Dividend imputation was adopted by former Australian Prime Minister Paul Keating in 1987. The purpose was to halt the double taxation of income. By way of example; a company like Telstra would do business in Australia, pay tax on earnings, and with funds left over would distribute dividends to its shareholders as a reward for investment. The problem was, the shareholder would then pay tax on the income they receive (including Telstra’s dividend distributions), thereby effectively paying tax on money that has already been taxed.
Keating abolished this ‘’double taxation’’, and effectively allowed a company to distribute a franking credit (based on the tax they had already paid in Australia) with the dividend distribution. The investor would then pay tax on the total amount of income received (dividend distribution + franking credit), thereby only paying tax once.
In numbers, it works as follows;
Let’s assume Telstra pays $7,000 in dividends (from taxed earnings), then they would also distribute $3,000 in franking credits. The investor receives $10,000 in grossed up distributions (adding back in Telstra’s tax already paid to the ATO). The investor now pays tax on $10,000 of income, rather than on $7,000.
The current issue that opposition leader Bill Shorten believes this is a “loop hole’’ if an investor pays no tax – eg a superannuant/pensioner, charity etc, as they effectively get the $10,000. He has characterised it as a class warfare issue, as he carves out religious organisations, charities, and “not for profit” organisations (read Industry Super fund). He is already creating another line of winners and losers.
Looking at the numbers, there are around 28million superannuation accounts in Australia with around $2.5 trillion invested. Some of these are in industry funds (11.1m), some are SMSFs. Not all belong to the top 10% of Australians. Policemen, nurses, tradies etc also have SMSFs as they combine superannuation accounts with a partner. Childcare workers and shop employees might have super accounts with their bank (eg BT Wrap, Macquarie Wrap) because of their employer’s business relationship. We should not be taxing savings.

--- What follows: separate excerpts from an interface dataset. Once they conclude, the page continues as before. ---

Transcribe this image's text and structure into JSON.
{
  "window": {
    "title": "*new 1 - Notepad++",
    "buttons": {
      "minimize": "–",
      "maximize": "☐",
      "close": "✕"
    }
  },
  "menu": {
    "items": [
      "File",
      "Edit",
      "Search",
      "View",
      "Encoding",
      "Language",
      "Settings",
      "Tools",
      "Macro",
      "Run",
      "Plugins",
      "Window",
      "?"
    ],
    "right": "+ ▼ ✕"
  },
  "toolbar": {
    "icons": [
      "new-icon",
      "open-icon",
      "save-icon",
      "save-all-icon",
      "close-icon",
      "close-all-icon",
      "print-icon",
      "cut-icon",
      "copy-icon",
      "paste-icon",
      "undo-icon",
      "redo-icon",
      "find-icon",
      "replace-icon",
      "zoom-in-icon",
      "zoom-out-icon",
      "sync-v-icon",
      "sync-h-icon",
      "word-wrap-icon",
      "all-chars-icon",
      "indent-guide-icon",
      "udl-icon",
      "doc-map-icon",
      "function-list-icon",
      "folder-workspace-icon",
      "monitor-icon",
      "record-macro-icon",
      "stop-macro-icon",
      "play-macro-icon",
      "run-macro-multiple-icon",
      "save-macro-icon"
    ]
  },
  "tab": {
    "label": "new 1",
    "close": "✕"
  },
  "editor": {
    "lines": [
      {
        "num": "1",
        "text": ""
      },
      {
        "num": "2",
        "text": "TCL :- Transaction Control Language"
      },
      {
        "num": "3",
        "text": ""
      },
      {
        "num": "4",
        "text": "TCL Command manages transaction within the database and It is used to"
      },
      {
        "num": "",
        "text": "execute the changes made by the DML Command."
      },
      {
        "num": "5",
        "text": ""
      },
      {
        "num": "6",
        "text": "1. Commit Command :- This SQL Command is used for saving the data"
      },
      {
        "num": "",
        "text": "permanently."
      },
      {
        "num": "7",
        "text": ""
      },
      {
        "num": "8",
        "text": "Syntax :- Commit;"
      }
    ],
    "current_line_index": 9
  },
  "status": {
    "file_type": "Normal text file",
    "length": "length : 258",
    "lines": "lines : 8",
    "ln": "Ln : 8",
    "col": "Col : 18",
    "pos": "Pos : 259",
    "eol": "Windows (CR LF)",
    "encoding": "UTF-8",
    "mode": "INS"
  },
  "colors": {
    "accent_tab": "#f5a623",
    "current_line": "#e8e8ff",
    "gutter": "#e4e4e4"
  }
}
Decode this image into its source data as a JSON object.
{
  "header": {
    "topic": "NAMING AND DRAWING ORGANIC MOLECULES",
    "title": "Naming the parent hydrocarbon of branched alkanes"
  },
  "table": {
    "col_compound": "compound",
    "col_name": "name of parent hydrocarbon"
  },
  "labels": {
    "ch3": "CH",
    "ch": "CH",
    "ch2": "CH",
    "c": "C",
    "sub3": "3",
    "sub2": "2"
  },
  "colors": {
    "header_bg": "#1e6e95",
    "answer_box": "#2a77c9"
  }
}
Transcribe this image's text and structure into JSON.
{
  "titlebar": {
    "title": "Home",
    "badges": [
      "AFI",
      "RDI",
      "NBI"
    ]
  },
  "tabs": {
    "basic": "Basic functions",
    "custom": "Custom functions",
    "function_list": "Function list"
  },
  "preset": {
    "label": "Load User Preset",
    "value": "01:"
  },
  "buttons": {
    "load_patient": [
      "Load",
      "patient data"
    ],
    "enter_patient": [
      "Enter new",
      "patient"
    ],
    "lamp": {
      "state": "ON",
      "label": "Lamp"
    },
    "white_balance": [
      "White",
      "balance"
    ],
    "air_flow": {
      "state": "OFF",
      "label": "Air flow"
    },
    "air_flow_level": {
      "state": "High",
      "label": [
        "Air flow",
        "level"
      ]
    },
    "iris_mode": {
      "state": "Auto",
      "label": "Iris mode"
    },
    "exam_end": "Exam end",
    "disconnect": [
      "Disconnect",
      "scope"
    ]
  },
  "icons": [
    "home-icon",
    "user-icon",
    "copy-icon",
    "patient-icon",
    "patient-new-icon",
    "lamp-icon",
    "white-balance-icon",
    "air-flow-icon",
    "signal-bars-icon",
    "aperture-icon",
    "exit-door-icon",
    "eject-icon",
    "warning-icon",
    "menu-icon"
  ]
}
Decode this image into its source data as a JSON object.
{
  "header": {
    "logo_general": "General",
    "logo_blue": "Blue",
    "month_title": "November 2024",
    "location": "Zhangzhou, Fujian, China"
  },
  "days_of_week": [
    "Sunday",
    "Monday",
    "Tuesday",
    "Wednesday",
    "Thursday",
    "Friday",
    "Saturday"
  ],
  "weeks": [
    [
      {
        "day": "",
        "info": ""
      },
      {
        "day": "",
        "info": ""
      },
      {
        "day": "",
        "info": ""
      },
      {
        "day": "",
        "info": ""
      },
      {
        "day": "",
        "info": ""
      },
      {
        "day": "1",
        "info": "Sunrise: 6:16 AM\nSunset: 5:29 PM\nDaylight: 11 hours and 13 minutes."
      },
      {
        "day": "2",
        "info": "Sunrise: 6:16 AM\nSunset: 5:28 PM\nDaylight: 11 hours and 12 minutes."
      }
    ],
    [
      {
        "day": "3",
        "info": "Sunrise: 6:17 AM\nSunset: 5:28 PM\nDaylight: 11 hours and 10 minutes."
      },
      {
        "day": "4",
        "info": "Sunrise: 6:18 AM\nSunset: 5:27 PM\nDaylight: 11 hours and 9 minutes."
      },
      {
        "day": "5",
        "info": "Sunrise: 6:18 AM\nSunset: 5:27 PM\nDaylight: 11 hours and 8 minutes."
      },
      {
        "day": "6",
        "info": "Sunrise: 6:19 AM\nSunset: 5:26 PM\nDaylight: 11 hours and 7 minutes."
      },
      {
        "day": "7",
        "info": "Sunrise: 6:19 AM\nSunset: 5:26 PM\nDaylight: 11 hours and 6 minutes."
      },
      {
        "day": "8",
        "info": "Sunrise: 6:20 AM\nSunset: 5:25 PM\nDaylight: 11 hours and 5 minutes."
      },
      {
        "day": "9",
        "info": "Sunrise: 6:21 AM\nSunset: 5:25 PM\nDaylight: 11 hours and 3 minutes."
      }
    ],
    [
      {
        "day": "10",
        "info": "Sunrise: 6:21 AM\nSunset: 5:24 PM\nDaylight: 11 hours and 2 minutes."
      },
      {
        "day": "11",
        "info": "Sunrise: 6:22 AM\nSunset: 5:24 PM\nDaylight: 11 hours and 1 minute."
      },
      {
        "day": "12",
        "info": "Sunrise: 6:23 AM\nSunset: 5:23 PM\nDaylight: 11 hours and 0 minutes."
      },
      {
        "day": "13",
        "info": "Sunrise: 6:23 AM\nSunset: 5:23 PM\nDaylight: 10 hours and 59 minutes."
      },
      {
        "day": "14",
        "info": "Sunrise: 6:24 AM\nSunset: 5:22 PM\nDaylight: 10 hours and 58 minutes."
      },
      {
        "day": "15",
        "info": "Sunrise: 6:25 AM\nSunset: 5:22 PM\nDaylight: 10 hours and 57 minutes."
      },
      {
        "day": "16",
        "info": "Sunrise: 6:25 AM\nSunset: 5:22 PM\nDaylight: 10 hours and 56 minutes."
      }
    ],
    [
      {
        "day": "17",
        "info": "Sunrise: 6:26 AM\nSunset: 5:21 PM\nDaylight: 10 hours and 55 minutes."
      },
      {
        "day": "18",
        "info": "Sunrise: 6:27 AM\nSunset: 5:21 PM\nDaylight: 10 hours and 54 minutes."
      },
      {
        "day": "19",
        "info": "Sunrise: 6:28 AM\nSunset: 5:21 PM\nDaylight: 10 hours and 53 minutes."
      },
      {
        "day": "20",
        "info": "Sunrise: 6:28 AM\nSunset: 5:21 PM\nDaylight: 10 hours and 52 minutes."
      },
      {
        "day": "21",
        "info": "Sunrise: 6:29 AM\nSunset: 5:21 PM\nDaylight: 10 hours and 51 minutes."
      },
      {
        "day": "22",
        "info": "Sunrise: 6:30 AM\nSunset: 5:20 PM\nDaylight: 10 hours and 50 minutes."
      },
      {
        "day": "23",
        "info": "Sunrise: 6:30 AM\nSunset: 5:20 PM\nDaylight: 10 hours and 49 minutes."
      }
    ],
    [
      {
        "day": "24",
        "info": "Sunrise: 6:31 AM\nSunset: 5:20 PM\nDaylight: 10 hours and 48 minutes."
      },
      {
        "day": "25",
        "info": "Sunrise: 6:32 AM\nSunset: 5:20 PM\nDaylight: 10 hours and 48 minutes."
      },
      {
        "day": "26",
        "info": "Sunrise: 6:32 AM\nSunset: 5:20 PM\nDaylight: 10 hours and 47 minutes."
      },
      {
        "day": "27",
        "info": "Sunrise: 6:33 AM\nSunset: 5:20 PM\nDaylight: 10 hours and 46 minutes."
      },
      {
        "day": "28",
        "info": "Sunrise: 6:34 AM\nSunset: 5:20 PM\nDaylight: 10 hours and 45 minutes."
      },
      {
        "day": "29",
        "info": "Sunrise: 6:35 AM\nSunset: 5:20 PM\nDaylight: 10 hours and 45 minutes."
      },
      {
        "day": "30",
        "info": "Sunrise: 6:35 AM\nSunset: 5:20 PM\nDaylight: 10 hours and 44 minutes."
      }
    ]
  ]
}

My argument is, if you want to do something bold, look at broader tax policy.
Why do the Australian States tax the employment of staff (payroll tax)? Don’t you think it is insane already adding an expense when we could be getting people off welfare and into work?

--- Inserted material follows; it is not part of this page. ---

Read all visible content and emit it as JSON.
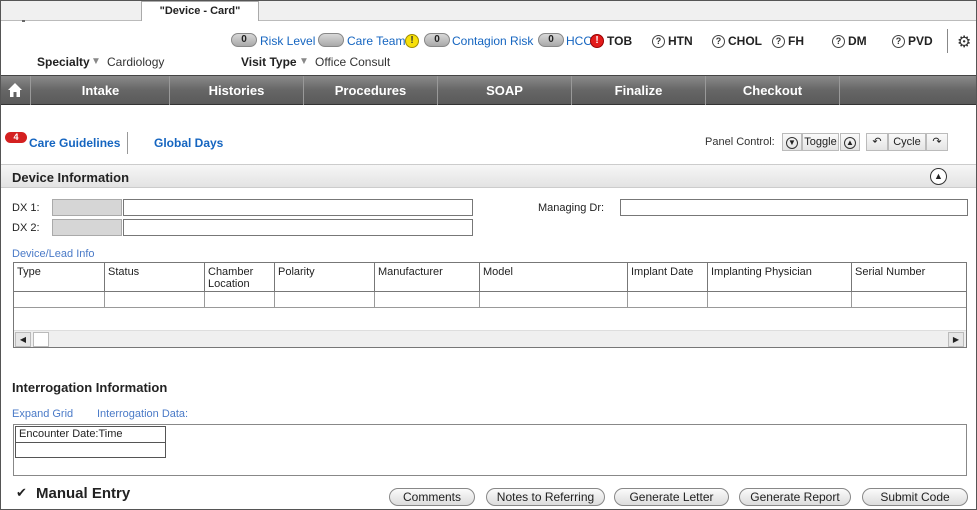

Additionally, why are we happy to travel to New Zealand and pay our share of their GST at 15%, covering ~90% of NZ goods and services? Why do we travel to Europe and pay around 20-25% VAT, and pay for toll roads and emissions when we hire a car? These taxes are choices to pay, and tax expenditure or consumption. They are easier to track and collect. It’s your decision to travel to Italy, pay their GST, hire a car and pay emissions tax. Your nest egg, which is supposed to stop you claiming welfare from the State, should not be taxed.
Be brave Bill. Look beyond the class warfare, and if you are serious about jobs, look at broader reform.